from  http://www.communityjoodsmonument.nl/

The Community Joods Monument site also has two photos of Heinz.

This is what he looked like …

Nationaal Archief, Rijksvreemdelingendienst, inv. nr. 891

Heinz Wertheim

Copyright: Yad Vashem, Jeruzalem 

From Westerbork, Heinz and Ruth were sent together to Auschwitz in 1943. Heinz went on to Monowitz, a subcamp of Auschwitz which provided slave labor to the IG Farben company.

Heinz died at Monowitz, December 3, 1943.


An Update on Heinz and Ruth

I was able to contact the family of a woman who I though may have been the wife of Heinz Wertheim.

Despite the extremely unusual last/maiden name (I could find only one Ruth Wertheim in the US), and that the two women have similar birth dates, are from Germany, went through Westerbork, and survived the Holocaust, they are not the same people.

One of my next options is to contact Yad Vashem. I’m pretty sure the right way to look is to Israel, which is where the records say Ruth emigrated in the late 1940s.

As well, the family of the other woman is also being very helpful (after all, they share a somewhat unique last name with Heinz’s wife). I’ll be talking with them further and may find out more. It’s actually been quite a powerful experience to be able to hear some of this other family’s experience. Theirs is also a story of magnificent loss, survival, and triumph.

I just wanted to give an update. Things are rarely as simple or cut and dried as we would like, and certainly to locate someone 65 years later may not be easy. I will continue to look for Ruth and/or any of her relatives or descendants, or any relatives of Heinz.

The Name on the Postcard was Heinz


And the story continues … 

I emailed back and forth with a very helpful researcher from Westerbork, who couldn’t find any record of a Henry Wertheim … so I sent a copy of the postcard, and it turns out that the first name on the card is actually Heinz.

They were able to tell me that Heinz Wertheim was a shoemaker apprentice who was born on June 26th, 1921 in Bremke, Germany. He married a Dutch girl named, Ruth Sara*, and they lived in the Netherlands and were sent together to Westerbork. They were so young. He would have been 22 and and she just 21.
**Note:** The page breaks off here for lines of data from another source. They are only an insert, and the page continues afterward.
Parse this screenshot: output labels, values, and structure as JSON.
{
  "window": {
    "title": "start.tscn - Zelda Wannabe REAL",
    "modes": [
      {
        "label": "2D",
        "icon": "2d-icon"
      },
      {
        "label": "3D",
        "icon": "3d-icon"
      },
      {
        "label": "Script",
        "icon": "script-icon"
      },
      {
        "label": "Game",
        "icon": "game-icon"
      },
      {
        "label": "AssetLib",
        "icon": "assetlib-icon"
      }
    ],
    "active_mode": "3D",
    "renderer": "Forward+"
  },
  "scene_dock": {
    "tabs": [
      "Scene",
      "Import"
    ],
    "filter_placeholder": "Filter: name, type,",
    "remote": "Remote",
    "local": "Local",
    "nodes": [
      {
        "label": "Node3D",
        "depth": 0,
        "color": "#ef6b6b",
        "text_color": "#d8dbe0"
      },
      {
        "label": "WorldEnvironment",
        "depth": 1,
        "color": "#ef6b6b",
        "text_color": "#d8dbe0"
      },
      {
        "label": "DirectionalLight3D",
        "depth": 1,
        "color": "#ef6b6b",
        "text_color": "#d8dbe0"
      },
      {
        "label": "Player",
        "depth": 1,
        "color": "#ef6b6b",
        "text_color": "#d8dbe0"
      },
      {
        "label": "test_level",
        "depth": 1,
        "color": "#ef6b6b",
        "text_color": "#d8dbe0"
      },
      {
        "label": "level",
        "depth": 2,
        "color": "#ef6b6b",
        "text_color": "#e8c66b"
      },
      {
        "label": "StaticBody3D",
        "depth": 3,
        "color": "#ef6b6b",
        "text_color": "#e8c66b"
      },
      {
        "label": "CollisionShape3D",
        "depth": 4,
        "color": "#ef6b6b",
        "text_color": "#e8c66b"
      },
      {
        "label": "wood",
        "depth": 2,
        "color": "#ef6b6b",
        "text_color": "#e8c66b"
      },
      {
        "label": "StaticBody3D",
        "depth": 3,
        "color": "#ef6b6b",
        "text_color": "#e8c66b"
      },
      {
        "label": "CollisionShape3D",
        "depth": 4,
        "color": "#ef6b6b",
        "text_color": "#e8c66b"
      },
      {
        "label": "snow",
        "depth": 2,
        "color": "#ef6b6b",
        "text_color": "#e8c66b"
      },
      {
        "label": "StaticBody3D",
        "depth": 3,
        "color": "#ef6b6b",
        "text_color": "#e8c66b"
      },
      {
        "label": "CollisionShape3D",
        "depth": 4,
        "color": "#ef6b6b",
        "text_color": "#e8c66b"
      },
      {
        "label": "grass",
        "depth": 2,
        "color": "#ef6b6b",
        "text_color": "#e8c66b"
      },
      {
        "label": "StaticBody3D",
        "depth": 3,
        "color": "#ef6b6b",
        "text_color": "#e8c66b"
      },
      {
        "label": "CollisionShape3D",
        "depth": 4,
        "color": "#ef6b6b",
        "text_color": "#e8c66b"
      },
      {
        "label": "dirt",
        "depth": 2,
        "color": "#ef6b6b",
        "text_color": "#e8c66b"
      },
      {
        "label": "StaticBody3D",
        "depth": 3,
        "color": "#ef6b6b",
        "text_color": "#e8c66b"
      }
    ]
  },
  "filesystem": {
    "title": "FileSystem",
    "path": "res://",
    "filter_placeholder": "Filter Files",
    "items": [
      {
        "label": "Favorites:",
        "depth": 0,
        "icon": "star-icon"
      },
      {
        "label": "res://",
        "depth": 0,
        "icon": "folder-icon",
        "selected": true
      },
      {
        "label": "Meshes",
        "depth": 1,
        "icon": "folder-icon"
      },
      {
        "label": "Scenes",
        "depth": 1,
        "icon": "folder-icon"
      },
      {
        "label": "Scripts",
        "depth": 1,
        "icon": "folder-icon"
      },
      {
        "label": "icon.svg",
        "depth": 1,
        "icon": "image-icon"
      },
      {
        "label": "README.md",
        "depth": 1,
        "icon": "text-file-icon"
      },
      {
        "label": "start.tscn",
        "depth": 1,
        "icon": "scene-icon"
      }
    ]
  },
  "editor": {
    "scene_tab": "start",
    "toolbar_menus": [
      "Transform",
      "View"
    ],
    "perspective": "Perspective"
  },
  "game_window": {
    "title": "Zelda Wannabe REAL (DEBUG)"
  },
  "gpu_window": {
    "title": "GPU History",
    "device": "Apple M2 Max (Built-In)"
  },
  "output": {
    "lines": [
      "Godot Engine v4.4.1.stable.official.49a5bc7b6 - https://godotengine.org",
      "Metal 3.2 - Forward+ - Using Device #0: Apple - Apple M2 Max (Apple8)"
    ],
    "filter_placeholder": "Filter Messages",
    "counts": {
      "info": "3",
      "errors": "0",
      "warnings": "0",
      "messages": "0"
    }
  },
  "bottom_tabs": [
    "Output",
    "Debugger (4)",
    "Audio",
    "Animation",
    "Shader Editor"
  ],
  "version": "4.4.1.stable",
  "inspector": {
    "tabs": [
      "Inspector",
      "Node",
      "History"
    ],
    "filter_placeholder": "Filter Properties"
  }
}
In Westerbork, on May 6, 1943, they had a baby and named him Paul Freidrich.

The baby died six weeks later.

I just noticed that the postcard was written on May 5th 1943, the day before the baby was born, and postmarked May 8th, two days after. Perhaps they got money from someone outside Westerbork because they were expecting a baby (the postcard said, “Many thanks for the money you sent.”) … and I imagine Heinz wrote the card on the 5th, then was busy with the new baby and didn’t get a chance to mail the card until the 8th.

Shortly after the baby died, on September 14, 1943, Heinz and Ruth were sent together to Auschwitz.

Heinz died at Monowitz, which was a labor camp at Auschwitz, on December 12, 1944, after surviving there for more than a year. He was 23. His wife, Ruth, survived Auschwitz and was sent to Ravensbruck and then Malchow, a subcamp of Ravensbruck. She survived the death marches from Ravensbruck before being liberated in Neustadt.

A Postcard from Henry


*This is a story that started, for me, several years ago when I bought this postcard. I’d like to share how it’s unfolded up to today … This is how it begins.

“I have a suitcase full of these cards,” the dealer said.

I bought it from an antiques dealer. It was a barely faded postcard, addressed from a man named Henry to Herbert Hirsh. 
It had been sent on May 8, 1943 from Westerbork, a transit camp for Jews and others during World War II. Anne Frank and her family went through Westerbork on their way to Auschwitz. 
All told, 107,000 people left Westerbork on trains destined for Auschwitz-Birkenau, Sobibór, Bergen-Belsen and Theresienstadt
5,200 of them survived.

“Many thanks for the money you sent.” ~ Henry Werth
I’ve contacted Westerbork for information on Henry, to see what happened to him … and, perhaps, discover who he was.